- Vertigo [Alfred Hitchcock, 1958] # Too bad the print was a 1996 restoration antique and some scenes were too dark. But, still, gorgeous and haunting, as ever. Danny said, "Every single shot is sad." And he's right. Jimmy-Scottie's the worst detective in the world and it shows right off the bat—he even says so!—"It's not my line..."—which makes us complicit in the worst case of not-seeing this side of Jim Crow. My entire body hurt walking out of this one this time.
- Avatar [James Cameron, 2009] More to come in a dedicated post both for the simple fact that it might garner some traffic and also because I thought the thing was, well, kind of awesome. And, just watch, it'll win Best Picture. [click here]

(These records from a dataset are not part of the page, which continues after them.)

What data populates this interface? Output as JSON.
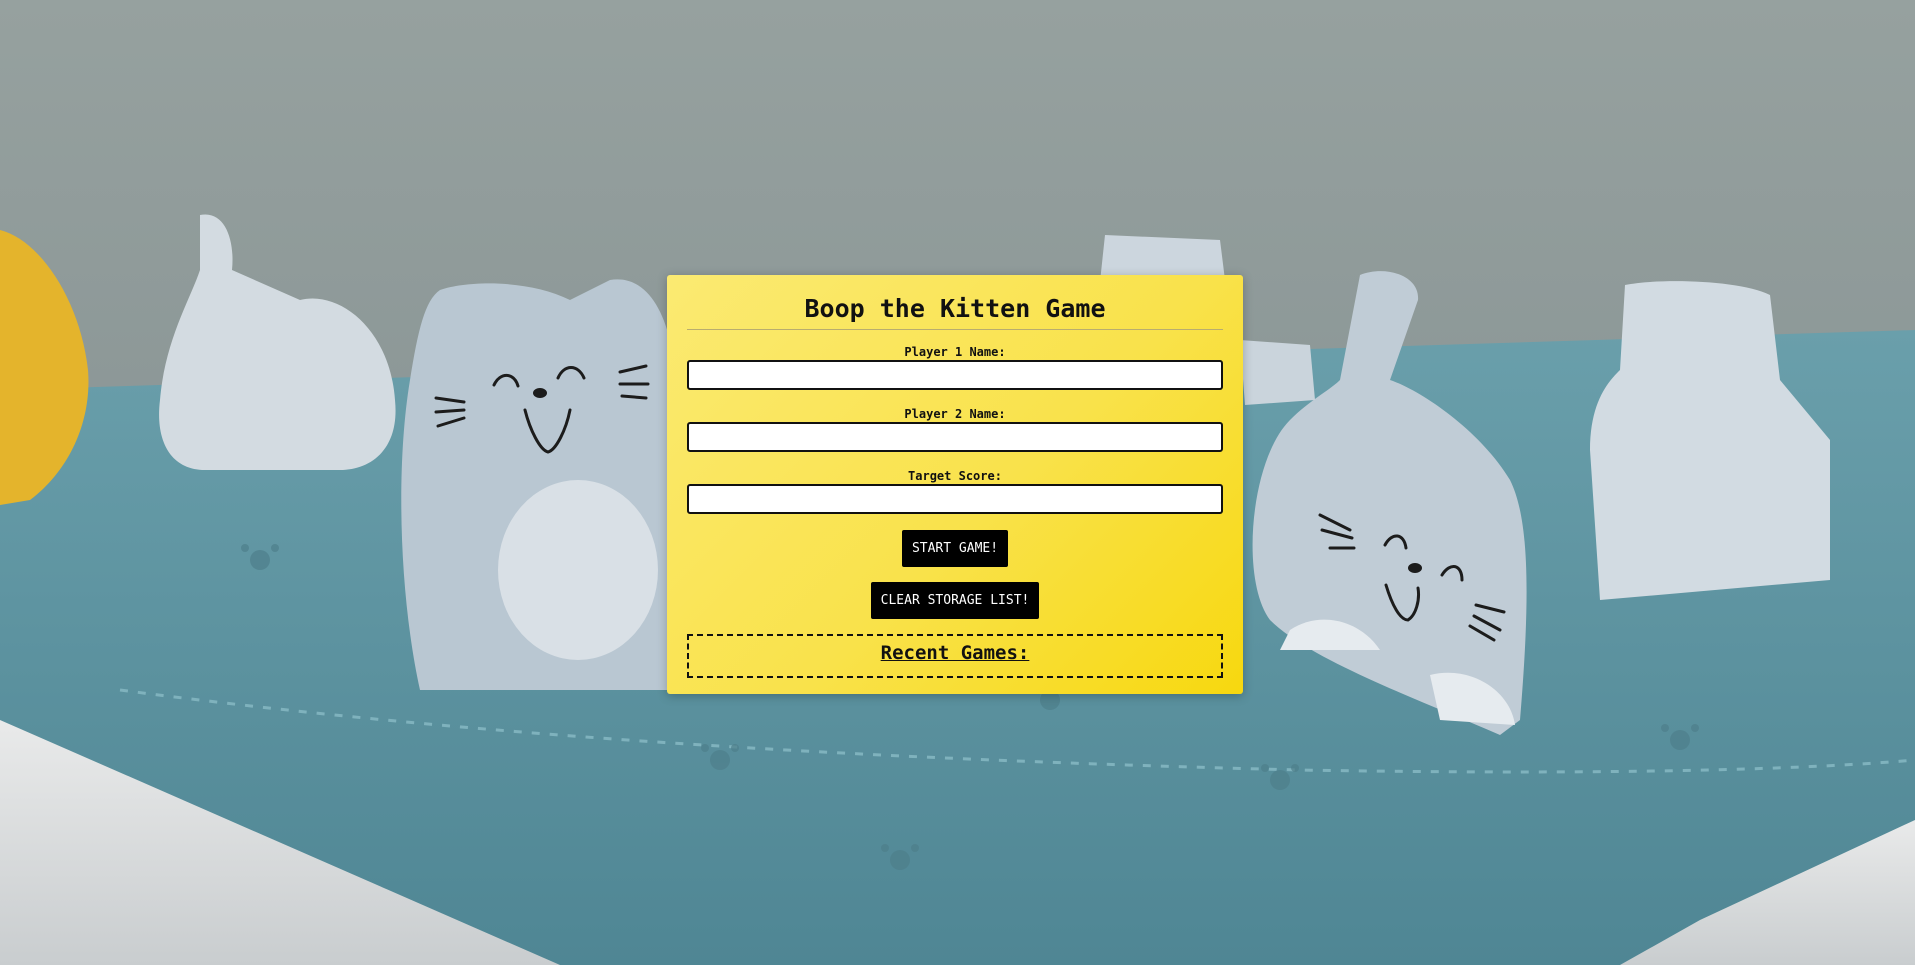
{
  "form": {
    "title": "Boop the Kitten Game",
    "player1_label": "Player 1 Name:",
    "player1_value": "",
    "player2_label": "Player 2 Name:",
    "player2_value": "",
    "target_label": "Target Score:",
    "target_value": "",
    "start_button": "START GAME!",
    "clear_button": "CLEAR STORAGE LIST!"
  },
  "recent": {
    "title": "Recent Games:"
  },
  "colors": {
    "panel_accent": "#f9e24b",
    "button_bg": "#000000",
    "button_text": "#ffffff"
  }
}
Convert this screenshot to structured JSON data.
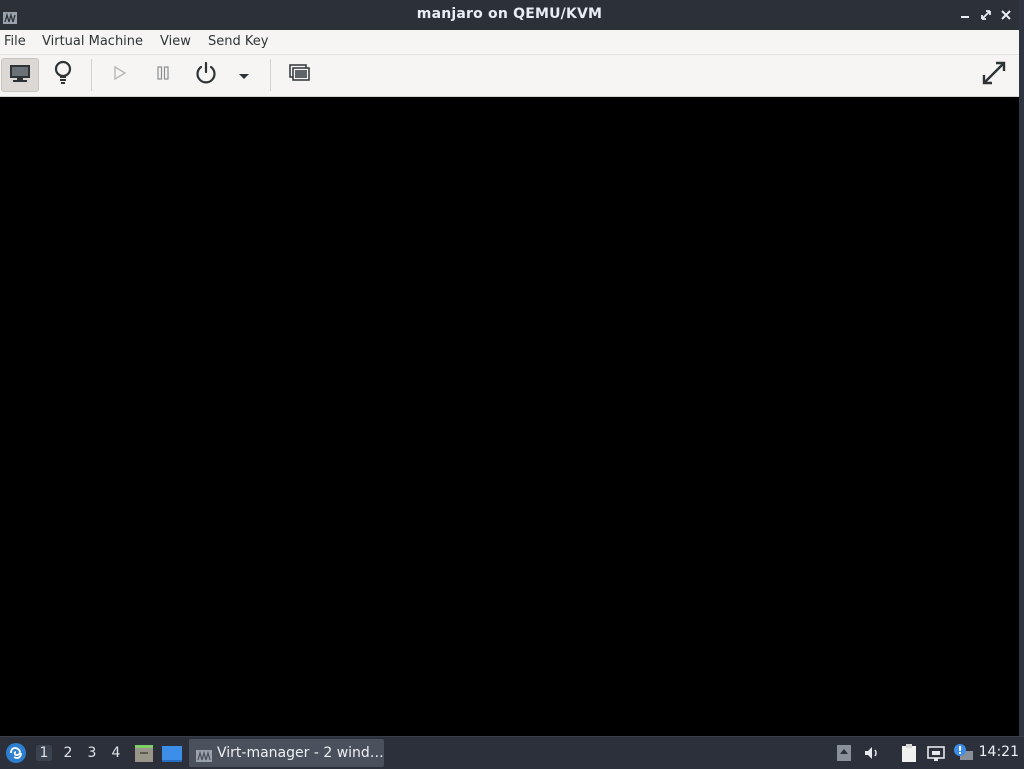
{
  "window": {
    "title": "manjaro on QEMU/KVM",
    "app_icon": "virt-manager-icon"
  },
  "menubar": {
    "items": [
      "File",
      "Virtual Machine",
      "View",
      "Send Key"
    ]
  },
  "toolbar": {
    "buttons": [
      {
        "name": "show-console-button",
        "icon": "monitor-icon",
        "active": true
      },
      {
        "name": "show-details-button",
        "icon": "lightbulb-icon"
      },
      {
        "name": "run-button",
        "icon": "play-icon",
        "disabled": true
      },
      {
        "name": "pause-button",
        "icon": "pause-icon"
      },
      {
        "name": "shutdown-button",
        "icon": "power-icon"
      },
      {
        "name": "shutdown-menu-button",
        "icon": "dropdown-arrow-icon"
      },
      {
        "name": "snapshots-button",
        "icon": "snapshots-icon"
      },
      {
        "name": "fullscreen-button",
        "icon": "fullscreen-icon"
      }
    ]
  },
  "taskbar": {
    "workspaces": [
      "1",
      "2",
      "3",
      "4"
    ],
    "active_workspace": "1",
    "task_label": "Virt-manager - 2 wind…",
    "clock": "14:21"
  },
  "colors": {
    "titlebar_bg": "#2c3138",
    "taskbar_bg": "#2b303a",
    "toolbar_bg": "#f6f5f4",
    "vm_screen": "#000000"
  }
}
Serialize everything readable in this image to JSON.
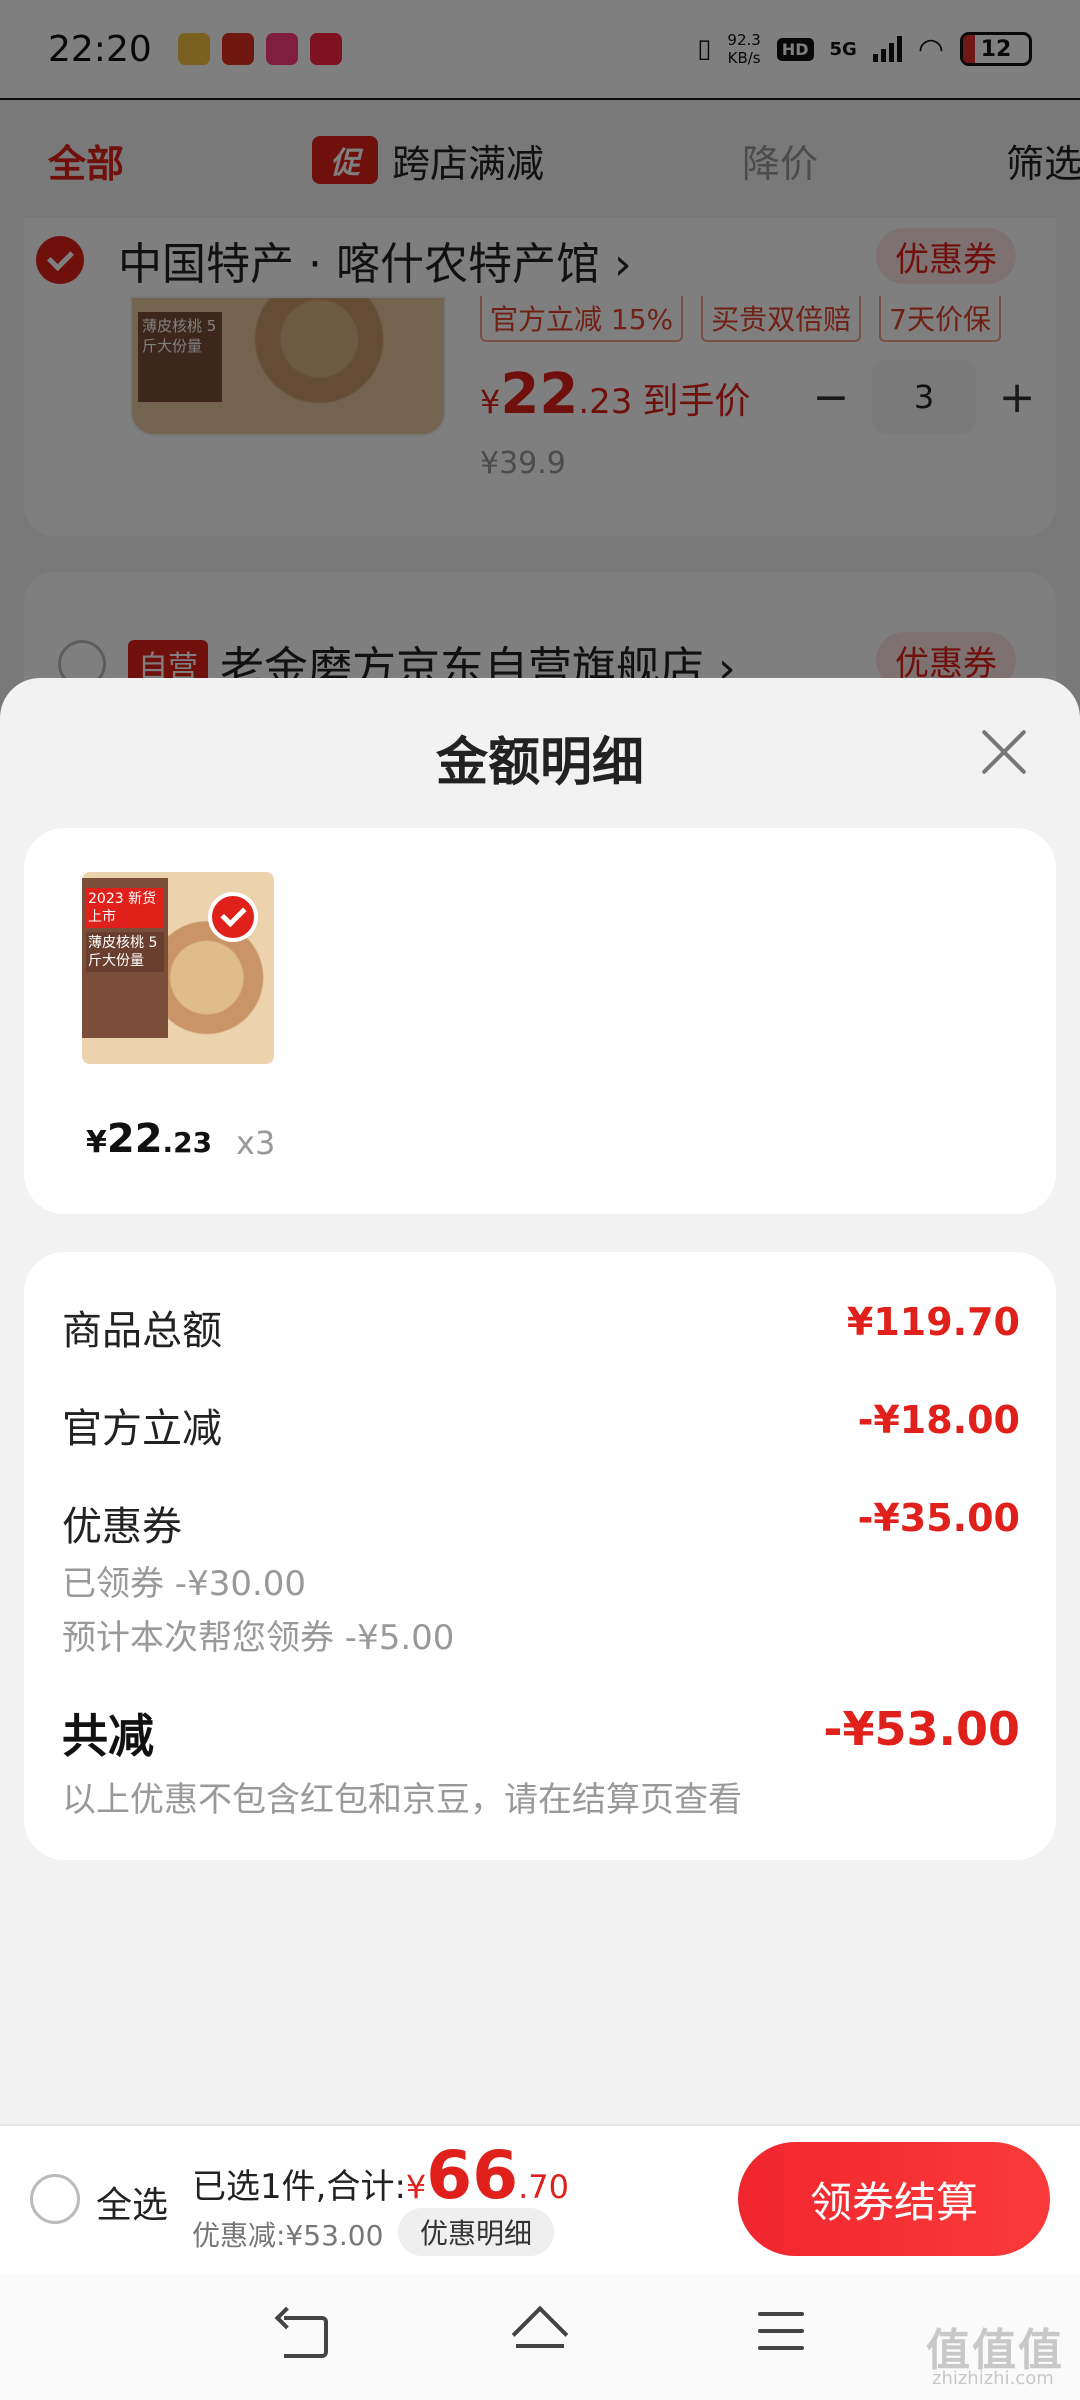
{
  "status_bar": {
    "time": "22:20",
    "net_speed_value": "92.3",
    "net_speed_unit": "KB/s",
    "hd": "HD",
    "network": "5G",
    "battery": "12"
  },
  "filter_bar": {
    "tab_all": "全部",
    "promo_badge": "促",
    "tab_cross_store": "跨店满减",
    "tab_price_drop": "降价",
    "tab_filter": "筛选"
  },
  "cart": {
    "shop1": {
      "name": "中国特产 · 喀什农特产馆 ›",
      "coupon": "优惠券",
      "thumb_text": "薄皮核桃 5斤大份量",
      "tags": [
        "官方立减 15%",
        "买贵双倍赔",
        "7天价保"
      ],
      "price_currency": "¥",
      "price_int": "22",
      "price_dec": ".23",
      "price_suffix": "到手价",
      "original_price": "¥39.9",
      "qty": "3",
      "minus": "−",
      "plus": "+"
    },
    "shop2": {
      "badge": "自营",
      "name": "老金磨方京东自营旗舰店 ›",
      "coupon": "优惠券"
    }
  },
  "modal": {
    "title": "金额明细",
    "item": {
      "box_line1": "2023 新货上市",
      "box_line2": "薄皮核桃 5斤大份量",
      "price_currency": "¥",
      "price_int": "22",
      "price_dec": ".23",
      "qty": "x3"
    },
    "rows": {
      "goods_total_label": "商品总额",
      "goods_total_amount": "¥119.70",
      "official_cut_label": "官方立减",
      "official_cut_amount": "-¥18.00",
      "coupon_label": "优惠券",
      "coupon_amount": "-¥35.00",
      "coupon_claimed": "已领券 -¥30.00",
      "coupon_estimated": "预计本次帮您领券 -¥5.00",
      "total_cut_label": "共减",
      "total_cut_amount": "-¥53.00",
      "note": "以上优惠不包含红包和京豆，请在结算页查看"
    }
  },
  "bottom_bar": {
    "select_all": "全选",
    "sum_label": "已选1件,合计:",
    "sum_currency": "¥",
    "sum_int": "66",
    "sum_dec": ".70",
    "discount_text": "优惠减:¥53.00",
    "detail_button": "优惠明细",
    "checkout_button": "领券结算"
  },
  "watermark": {
    "text": "值值值",
    "url": "zhizhizhi.com"
  },
  "colors": {
    "accent": "#e0201a",
    "checkout_gradient_start": "#f0262e",
    "checkout_gradient_end": "#fa3a3a"
  }
}
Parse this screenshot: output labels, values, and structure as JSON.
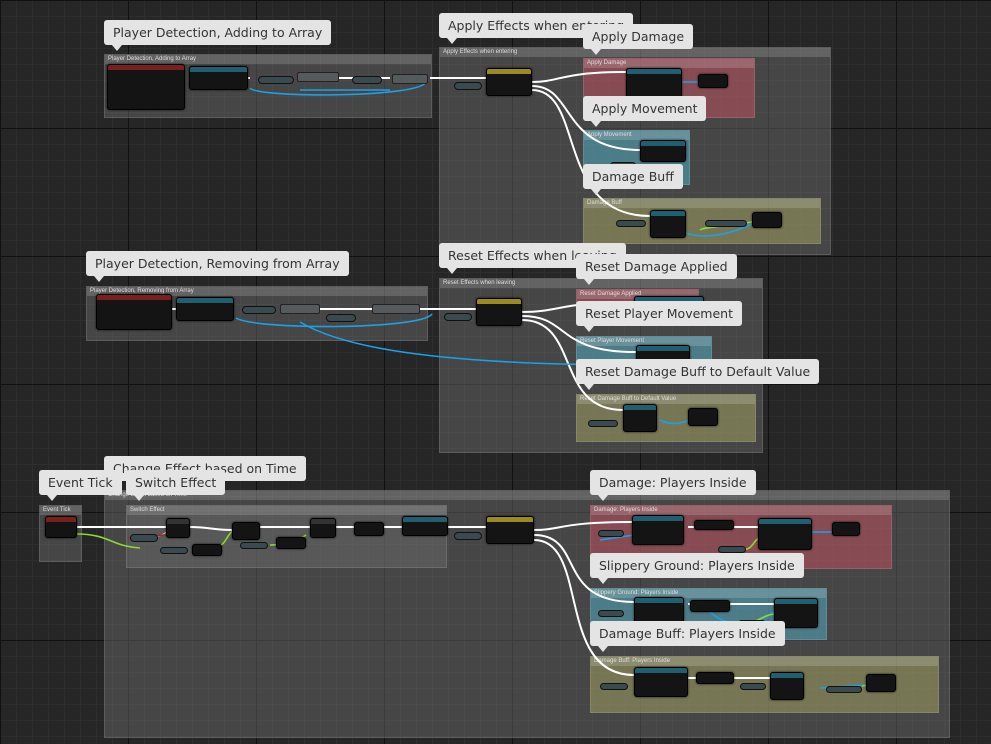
{
  "comments": {
    "player_detection_adding": "Player Detection, Adding to Array",
    "apply_effects_entering": "Apply Effects when entering",
    "apply_damage": "Apply Damage",
    "apply_movement": "Apply Movement",
    "damage_buff": "Damage Buff",
    "player_detection_removing": "Player Detection, Removing from Array",
    "reset_effects_leaving": "Reset Effects when leaving",
    "reset_damage_applied": "Reset Damage Applied",
    "reset_player_movement": "Reset Player Movement",
    "reset_damage_buff_default": "Reset Damage Buff to Default Value",
    "change_effect_time": "Change Effect based on Time",
    "event_tick": "Event Tick",
    "switch_effect": "Switch Effect",
    "damage_players_inside": "Damage: Players Inside",
    "slippery_ground_players_inside": "Slippery Ground: Players Inside",
    "damage_buff_players_inside": "Damage Buff: Players Inside"
  },
  "colors": {
    "grid": "#262626",
    "exec_wire": "#ffffff",
    "object_wire": "#1ea0e6",
    "bool_wire": "#8ed63a",
    "red_comment": "#be505f",
    "teal_comment": "#50a0b4",
    "olive_comment": "#96965f"
  }
}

- Au hasard Balthazar [Robert Bresson, 1966] # Sometimes I feel compelled to immediately watch some Bresson after some Hitchcock. Can't explain it. But this movie rules, duh. I fell asleep almost instantaneously.
- Marnie [Alfred Hitchcock, 1964] # Still so frightening. That shot of Marnie's mom ill-lit atop the stairs, beckoning her to dinner, gives me shivers as she struggles back down those stairs, one shuffle-grunt at a time. The print was beautiful. [A quick hit.]
- Law of Desire [Pedro Almodovar, 1987] # Genuinely sad and maybe Pedro's best movie. I continue to find it hilarious how America never understood the real treasure that is Antonio Banderas: he's completely crazy. There's a reason Pedro kept casting him as an amor loco. He's so pretty that you believe he's dumb enough to follow his heart to such idiotic, devoted, mostly unrequited ends each and every time.
- La guerre est finie [Alain Resnais, 1966] A dead-end, all dopey with dreams of revolution long since calcified; nobody works for good, or achieves much of it. All the game's a jumble. The young bend around anarchy and the old hold tight old night moves. Yves Montand just beds babes with a frown and talks around his life, one scene using one name and then another scene plying another name, eventually slipping nearer that grave he's evaded so long. His star, his guiding light so he says, is fading with the age. [Here's the final '09 recherche.]